◆ App and web page records ◆

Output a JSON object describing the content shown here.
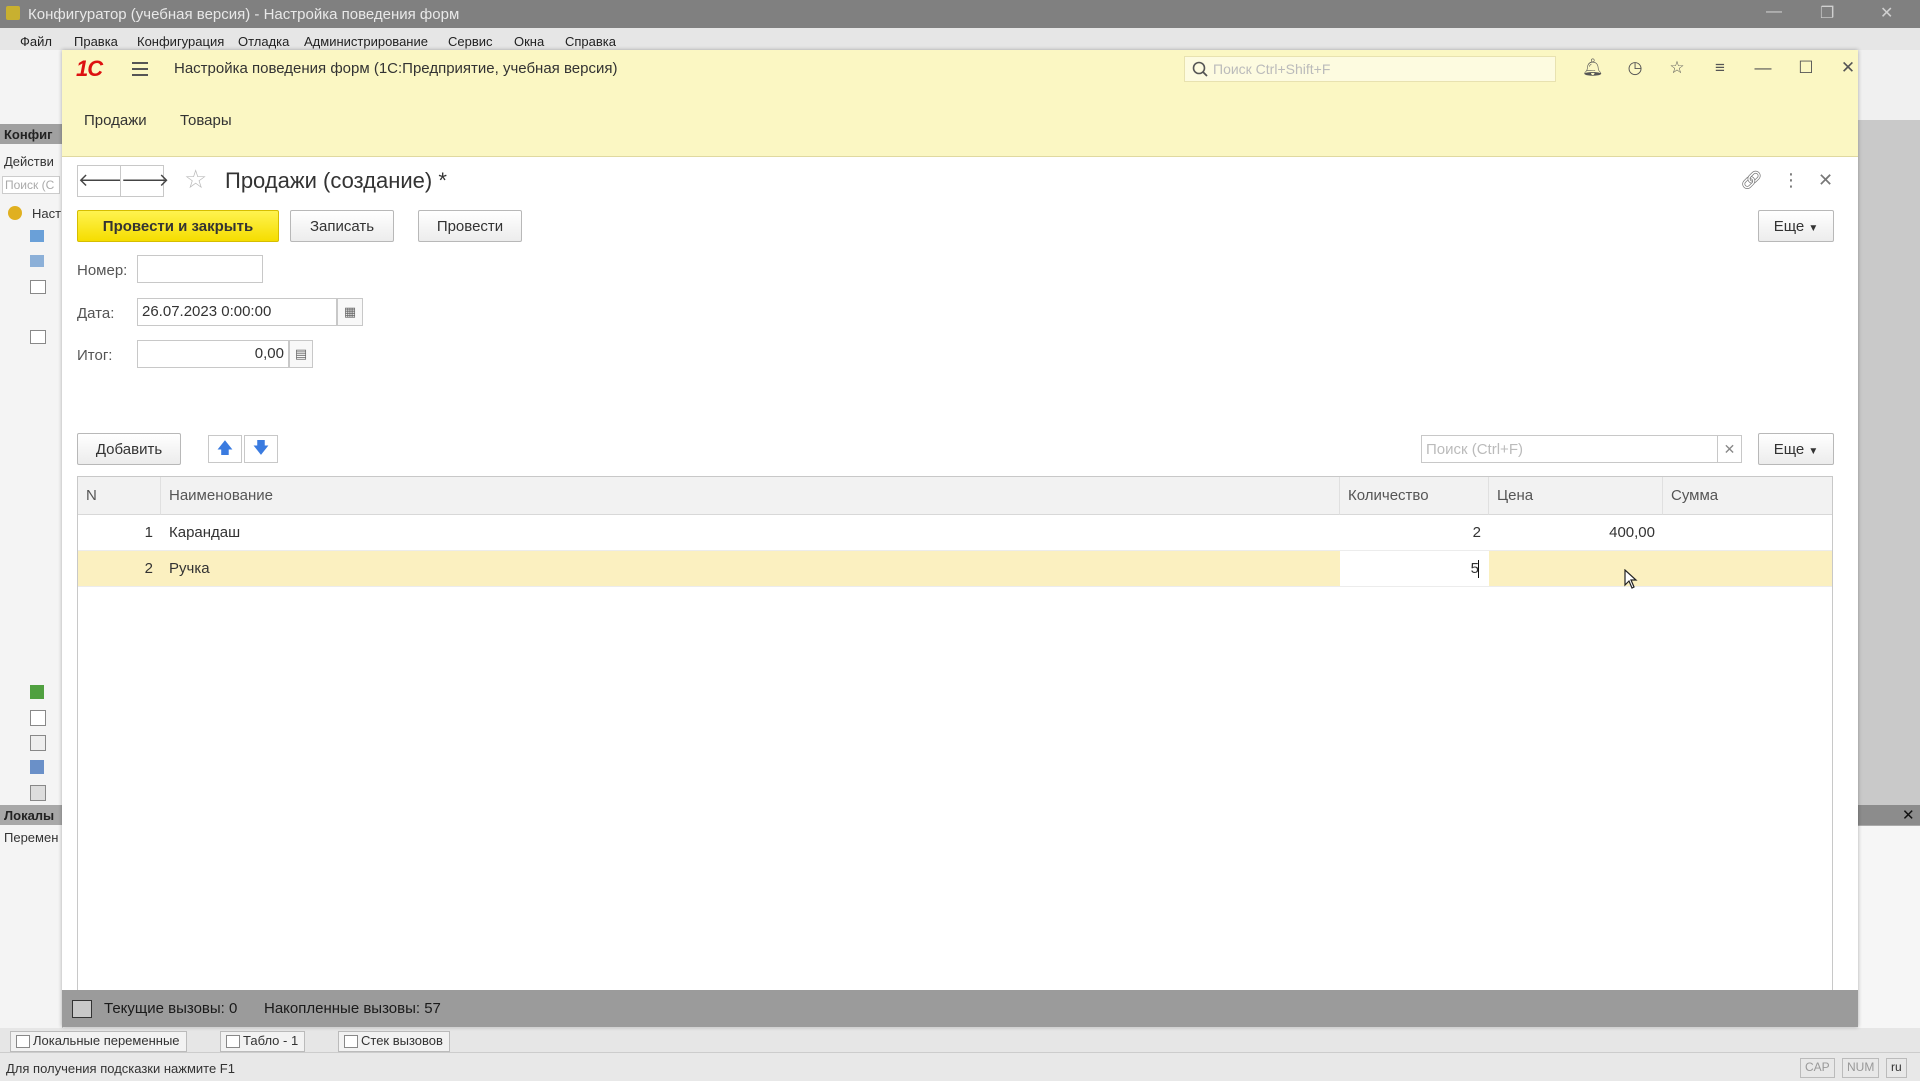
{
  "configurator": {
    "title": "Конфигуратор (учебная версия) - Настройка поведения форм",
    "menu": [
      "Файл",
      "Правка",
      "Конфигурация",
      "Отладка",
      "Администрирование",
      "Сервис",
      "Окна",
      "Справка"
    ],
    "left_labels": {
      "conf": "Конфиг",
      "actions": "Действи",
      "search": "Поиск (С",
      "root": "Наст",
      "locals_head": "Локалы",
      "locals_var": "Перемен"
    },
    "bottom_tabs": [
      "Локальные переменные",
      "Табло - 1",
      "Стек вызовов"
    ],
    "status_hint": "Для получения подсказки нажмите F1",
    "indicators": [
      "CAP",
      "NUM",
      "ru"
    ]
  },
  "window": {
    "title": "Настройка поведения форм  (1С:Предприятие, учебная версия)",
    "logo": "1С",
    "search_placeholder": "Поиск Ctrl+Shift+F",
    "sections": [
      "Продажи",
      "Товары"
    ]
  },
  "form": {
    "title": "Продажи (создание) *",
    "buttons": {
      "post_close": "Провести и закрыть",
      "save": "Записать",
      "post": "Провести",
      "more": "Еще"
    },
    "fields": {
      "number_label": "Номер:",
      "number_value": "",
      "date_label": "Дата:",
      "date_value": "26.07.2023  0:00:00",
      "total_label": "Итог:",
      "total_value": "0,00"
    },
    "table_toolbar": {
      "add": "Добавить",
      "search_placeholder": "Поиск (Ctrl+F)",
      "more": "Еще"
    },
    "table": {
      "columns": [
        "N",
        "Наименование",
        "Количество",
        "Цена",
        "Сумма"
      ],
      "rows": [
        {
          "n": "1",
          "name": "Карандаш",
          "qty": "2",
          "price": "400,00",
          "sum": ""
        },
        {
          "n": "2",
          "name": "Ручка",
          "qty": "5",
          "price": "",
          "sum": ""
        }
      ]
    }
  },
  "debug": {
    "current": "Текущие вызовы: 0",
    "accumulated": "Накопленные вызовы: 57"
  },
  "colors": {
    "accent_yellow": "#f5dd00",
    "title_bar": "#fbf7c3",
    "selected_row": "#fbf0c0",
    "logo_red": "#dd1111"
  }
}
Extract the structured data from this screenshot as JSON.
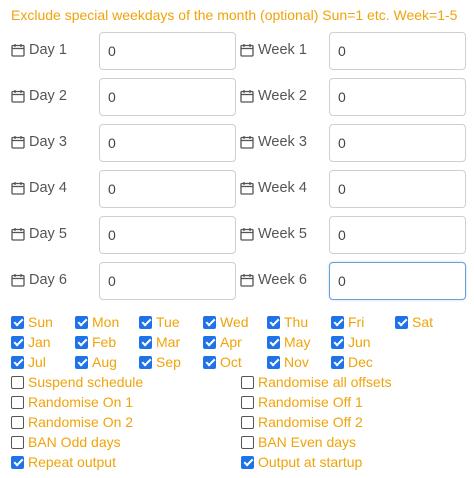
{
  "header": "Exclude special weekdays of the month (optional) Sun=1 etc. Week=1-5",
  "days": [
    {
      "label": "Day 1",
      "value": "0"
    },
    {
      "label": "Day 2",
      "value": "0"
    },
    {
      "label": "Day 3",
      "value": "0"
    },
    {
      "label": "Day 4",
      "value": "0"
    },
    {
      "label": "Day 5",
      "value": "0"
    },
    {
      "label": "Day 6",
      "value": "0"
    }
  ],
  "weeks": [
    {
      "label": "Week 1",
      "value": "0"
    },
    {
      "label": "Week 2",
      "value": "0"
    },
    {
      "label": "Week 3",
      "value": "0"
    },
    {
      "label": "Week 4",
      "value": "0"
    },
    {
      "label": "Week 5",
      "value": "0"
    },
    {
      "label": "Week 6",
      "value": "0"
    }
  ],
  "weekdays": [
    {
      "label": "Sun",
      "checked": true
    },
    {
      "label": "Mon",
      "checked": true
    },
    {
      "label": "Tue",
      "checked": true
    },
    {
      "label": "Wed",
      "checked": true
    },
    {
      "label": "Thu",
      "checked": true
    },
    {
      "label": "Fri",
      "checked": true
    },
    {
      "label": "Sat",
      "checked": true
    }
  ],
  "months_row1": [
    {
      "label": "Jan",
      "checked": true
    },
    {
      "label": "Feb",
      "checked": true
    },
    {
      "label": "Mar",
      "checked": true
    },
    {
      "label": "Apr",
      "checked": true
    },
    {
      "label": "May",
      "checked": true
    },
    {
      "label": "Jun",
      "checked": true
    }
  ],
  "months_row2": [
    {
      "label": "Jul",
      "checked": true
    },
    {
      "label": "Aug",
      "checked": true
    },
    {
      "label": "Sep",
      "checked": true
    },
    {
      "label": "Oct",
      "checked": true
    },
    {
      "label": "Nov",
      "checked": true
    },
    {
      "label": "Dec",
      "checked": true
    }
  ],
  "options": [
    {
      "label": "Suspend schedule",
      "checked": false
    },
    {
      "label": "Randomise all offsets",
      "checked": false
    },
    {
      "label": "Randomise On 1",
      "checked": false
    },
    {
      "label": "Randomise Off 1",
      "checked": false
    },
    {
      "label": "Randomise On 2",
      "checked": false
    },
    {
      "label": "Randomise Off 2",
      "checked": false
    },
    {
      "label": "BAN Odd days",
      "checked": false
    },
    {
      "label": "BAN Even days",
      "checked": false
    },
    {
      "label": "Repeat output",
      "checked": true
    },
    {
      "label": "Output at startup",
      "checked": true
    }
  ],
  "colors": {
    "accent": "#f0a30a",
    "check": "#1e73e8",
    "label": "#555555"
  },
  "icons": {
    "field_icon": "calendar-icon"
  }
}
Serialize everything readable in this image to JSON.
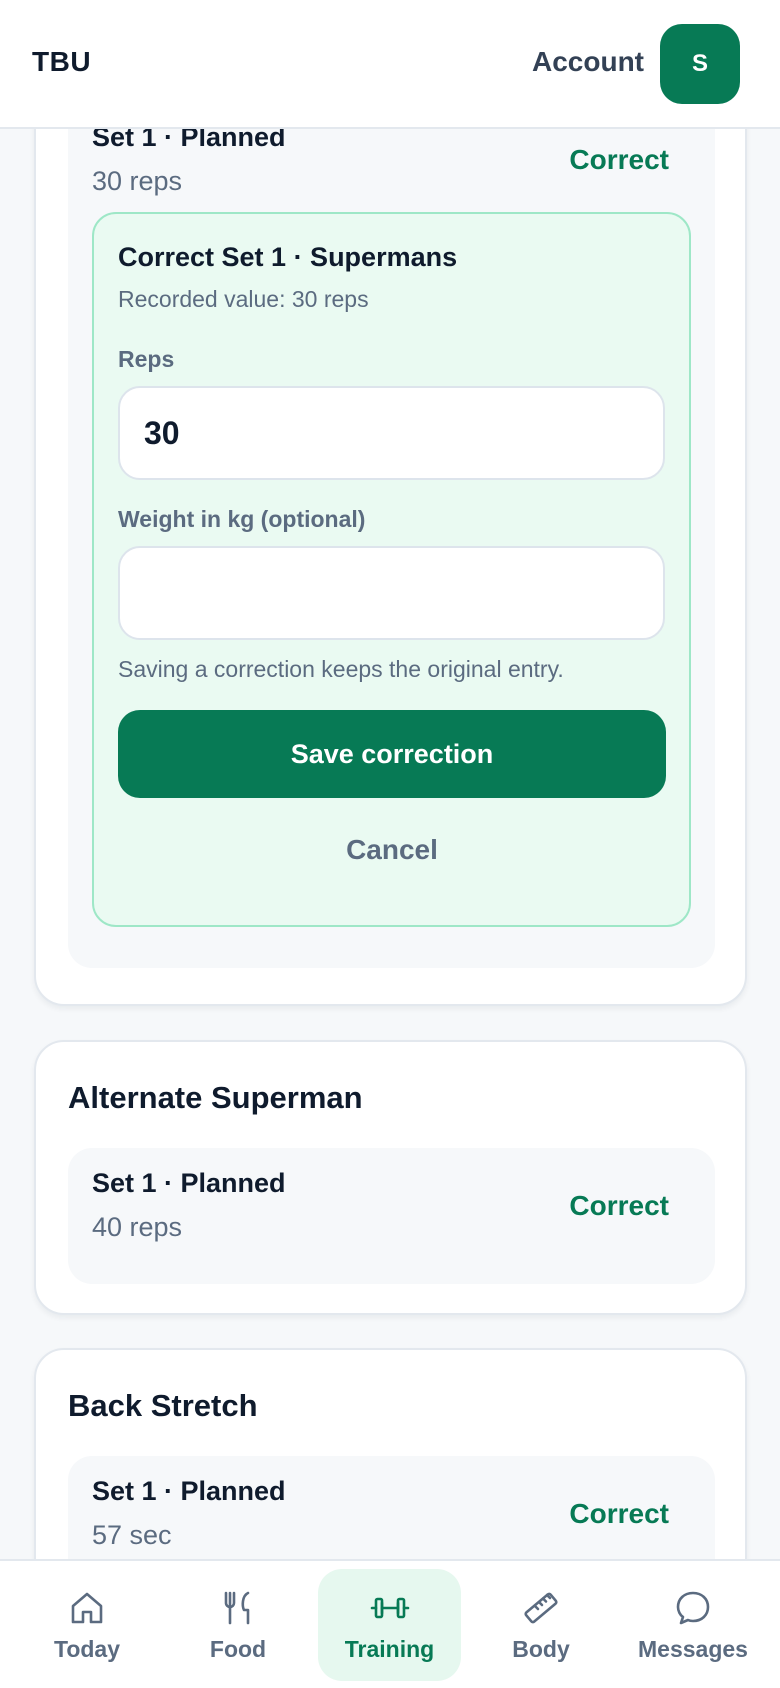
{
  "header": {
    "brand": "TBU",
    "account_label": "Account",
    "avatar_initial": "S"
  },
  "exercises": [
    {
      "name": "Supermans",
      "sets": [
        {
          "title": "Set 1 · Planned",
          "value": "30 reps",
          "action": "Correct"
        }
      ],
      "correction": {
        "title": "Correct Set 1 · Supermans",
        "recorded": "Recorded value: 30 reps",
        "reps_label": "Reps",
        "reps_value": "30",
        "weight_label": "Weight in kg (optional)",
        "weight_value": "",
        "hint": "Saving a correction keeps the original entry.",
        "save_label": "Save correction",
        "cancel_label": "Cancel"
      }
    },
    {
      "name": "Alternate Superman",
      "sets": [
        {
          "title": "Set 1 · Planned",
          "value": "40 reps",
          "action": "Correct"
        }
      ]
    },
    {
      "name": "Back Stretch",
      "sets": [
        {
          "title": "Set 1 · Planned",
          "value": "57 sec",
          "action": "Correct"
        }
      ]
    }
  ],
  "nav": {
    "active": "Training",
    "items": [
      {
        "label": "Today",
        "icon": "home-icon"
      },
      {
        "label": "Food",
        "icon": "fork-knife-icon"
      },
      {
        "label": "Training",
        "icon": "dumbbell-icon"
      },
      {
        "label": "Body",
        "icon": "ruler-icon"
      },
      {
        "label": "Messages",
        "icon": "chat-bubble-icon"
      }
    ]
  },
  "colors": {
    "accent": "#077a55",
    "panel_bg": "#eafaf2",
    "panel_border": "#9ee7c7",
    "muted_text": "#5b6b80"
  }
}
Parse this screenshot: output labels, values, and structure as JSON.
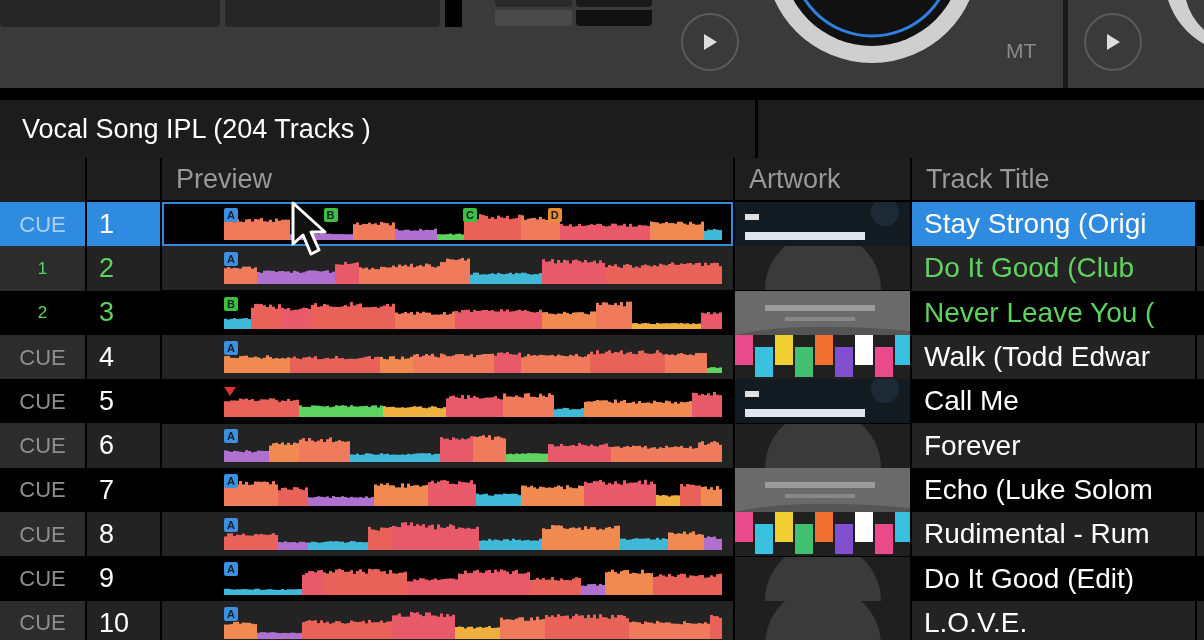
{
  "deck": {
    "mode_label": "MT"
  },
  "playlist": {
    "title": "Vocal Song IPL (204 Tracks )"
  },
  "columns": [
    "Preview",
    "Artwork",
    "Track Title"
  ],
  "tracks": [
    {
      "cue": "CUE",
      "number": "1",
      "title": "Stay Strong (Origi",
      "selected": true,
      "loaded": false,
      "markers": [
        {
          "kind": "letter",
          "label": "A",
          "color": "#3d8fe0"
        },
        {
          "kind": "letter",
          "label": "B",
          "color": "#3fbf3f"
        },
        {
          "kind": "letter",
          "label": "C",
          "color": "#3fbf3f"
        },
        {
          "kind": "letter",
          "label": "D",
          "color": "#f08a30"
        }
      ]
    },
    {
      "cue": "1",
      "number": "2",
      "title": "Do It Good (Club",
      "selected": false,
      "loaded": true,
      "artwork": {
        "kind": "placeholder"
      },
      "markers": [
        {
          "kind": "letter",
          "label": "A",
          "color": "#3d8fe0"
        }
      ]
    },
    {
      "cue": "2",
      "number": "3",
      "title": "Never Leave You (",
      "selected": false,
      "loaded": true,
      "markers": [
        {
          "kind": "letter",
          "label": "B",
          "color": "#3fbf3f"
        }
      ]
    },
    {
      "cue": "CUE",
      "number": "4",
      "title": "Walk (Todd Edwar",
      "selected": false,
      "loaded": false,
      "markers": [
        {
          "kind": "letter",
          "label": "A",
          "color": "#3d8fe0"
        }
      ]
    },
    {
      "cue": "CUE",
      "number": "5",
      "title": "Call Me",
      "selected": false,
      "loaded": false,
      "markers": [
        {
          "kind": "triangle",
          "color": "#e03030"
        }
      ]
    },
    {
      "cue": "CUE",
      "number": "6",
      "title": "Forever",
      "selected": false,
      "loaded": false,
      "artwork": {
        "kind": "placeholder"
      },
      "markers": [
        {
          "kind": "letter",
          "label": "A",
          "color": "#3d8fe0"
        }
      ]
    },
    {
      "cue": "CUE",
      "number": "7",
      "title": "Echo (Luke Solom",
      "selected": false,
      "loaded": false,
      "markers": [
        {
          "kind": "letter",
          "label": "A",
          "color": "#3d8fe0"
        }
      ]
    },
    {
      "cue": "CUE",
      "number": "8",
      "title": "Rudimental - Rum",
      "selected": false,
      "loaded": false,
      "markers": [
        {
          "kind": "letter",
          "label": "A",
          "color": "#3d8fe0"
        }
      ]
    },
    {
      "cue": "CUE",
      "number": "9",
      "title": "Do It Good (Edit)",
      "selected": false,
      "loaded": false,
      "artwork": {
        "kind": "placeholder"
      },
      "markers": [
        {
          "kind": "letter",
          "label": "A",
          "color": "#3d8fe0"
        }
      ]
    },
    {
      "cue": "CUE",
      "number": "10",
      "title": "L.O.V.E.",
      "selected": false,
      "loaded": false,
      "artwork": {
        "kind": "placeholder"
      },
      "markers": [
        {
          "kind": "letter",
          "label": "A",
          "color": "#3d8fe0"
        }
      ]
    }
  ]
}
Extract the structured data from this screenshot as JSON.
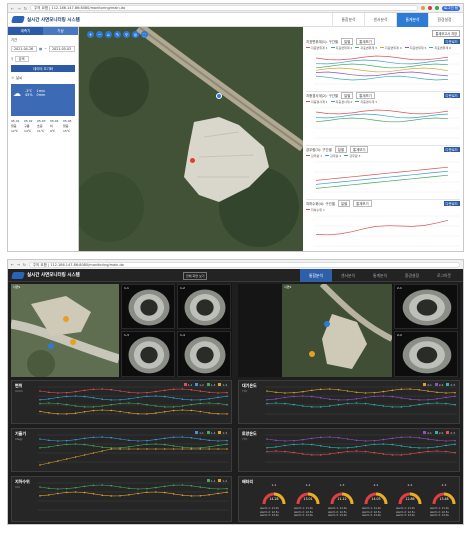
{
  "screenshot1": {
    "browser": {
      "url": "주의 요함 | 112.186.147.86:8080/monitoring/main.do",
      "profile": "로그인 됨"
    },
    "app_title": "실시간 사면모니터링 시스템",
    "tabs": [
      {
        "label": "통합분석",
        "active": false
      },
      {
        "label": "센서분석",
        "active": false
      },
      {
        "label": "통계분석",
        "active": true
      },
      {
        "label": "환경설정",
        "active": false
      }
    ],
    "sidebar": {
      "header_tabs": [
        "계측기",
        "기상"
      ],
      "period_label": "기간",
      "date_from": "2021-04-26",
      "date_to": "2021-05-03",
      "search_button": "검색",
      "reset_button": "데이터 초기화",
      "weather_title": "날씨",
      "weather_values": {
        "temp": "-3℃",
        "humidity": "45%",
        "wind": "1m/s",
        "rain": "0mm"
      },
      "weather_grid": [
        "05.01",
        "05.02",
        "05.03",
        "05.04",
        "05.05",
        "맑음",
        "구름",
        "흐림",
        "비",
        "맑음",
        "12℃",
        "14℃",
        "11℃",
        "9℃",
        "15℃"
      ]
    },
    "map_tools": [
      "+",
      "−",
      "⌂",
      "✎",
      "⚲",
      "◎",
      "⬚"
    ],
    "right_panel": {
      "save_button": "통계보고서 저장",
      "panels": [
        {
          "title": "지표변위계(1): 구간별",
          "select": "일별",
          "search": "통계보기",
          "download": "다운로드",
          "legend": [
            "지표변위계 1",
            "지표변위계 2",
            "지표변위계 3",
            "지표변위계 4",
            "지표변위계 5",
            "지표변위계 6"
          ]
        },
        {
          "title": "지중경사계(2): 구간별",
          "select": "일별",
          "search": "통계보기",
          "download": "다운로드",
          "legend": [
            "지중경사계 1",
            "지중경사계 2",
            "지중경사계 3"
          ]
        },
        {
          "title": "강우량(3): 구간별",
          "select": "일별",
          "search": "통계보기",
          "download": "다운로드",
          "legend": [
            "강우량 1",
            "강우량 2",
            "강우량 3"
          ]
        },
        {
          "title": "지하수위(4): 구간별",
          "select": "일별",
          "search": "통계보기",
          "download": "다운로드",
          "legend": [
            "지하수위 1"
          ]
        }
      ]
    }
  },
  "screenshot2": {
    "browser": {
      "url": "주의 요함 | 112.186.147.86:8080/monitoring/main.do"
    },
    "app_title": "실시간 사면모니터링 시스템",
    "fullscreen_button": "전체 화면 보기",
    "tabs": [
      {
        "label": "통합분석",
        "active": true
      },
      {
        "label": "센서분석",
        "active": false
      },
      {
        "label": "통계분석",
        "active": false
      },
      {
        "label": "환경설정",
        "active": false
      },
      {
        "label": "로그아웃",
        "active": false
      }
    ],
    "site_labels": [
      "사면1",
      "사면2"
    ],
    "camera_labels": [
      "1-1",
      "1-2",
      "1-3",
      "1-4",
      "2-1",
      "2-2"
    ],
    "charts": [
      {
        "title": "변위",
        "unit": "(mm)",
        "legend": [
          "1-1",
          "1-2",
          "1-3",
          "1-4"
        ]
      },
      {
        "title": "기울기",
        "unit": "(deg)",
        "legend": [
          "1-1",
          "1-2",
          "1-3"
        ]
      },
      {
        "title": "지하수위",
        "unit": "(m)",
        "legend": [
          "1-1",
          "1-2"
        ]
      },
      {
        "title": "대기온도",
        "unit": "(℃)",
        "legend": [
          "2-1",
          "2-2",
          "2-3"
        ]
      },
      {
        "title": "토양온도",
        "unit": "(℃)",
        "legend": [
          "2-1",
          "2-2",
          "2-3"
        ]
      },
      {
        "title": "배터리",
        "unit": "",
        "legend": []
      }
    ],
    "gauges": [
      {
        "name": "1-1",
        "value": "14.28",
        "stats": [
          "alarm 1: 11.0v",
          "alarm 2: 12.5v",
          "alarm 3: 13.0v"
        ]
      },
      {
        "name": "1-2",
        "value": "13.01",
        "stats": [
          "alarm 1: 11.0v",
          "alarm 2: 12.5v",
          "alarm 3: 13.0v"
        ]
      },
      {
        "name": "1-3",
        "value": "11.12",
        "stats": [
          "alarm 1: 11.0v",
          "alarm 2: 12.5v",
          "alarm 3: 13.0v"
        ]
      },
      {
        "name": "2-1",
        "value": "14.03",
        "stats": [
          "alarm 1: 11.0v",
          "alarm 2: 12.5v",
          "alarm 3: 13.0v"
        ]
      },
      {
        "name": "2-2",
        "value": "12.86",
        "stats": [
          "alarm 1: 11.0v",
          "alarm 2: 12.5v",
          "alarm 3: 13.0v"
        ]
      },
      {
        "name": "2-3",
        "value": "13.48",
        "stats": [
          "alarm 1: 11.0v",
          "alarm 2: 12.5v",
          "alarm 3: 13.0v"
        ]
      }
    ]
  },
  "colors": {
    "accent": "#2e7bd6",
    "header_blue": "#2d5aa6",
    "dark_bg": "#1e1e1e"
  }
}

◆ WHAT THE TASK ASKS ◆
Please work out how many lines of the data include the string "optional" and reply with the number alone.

◆ SOLUTION TO THE PROBLEM ◆
2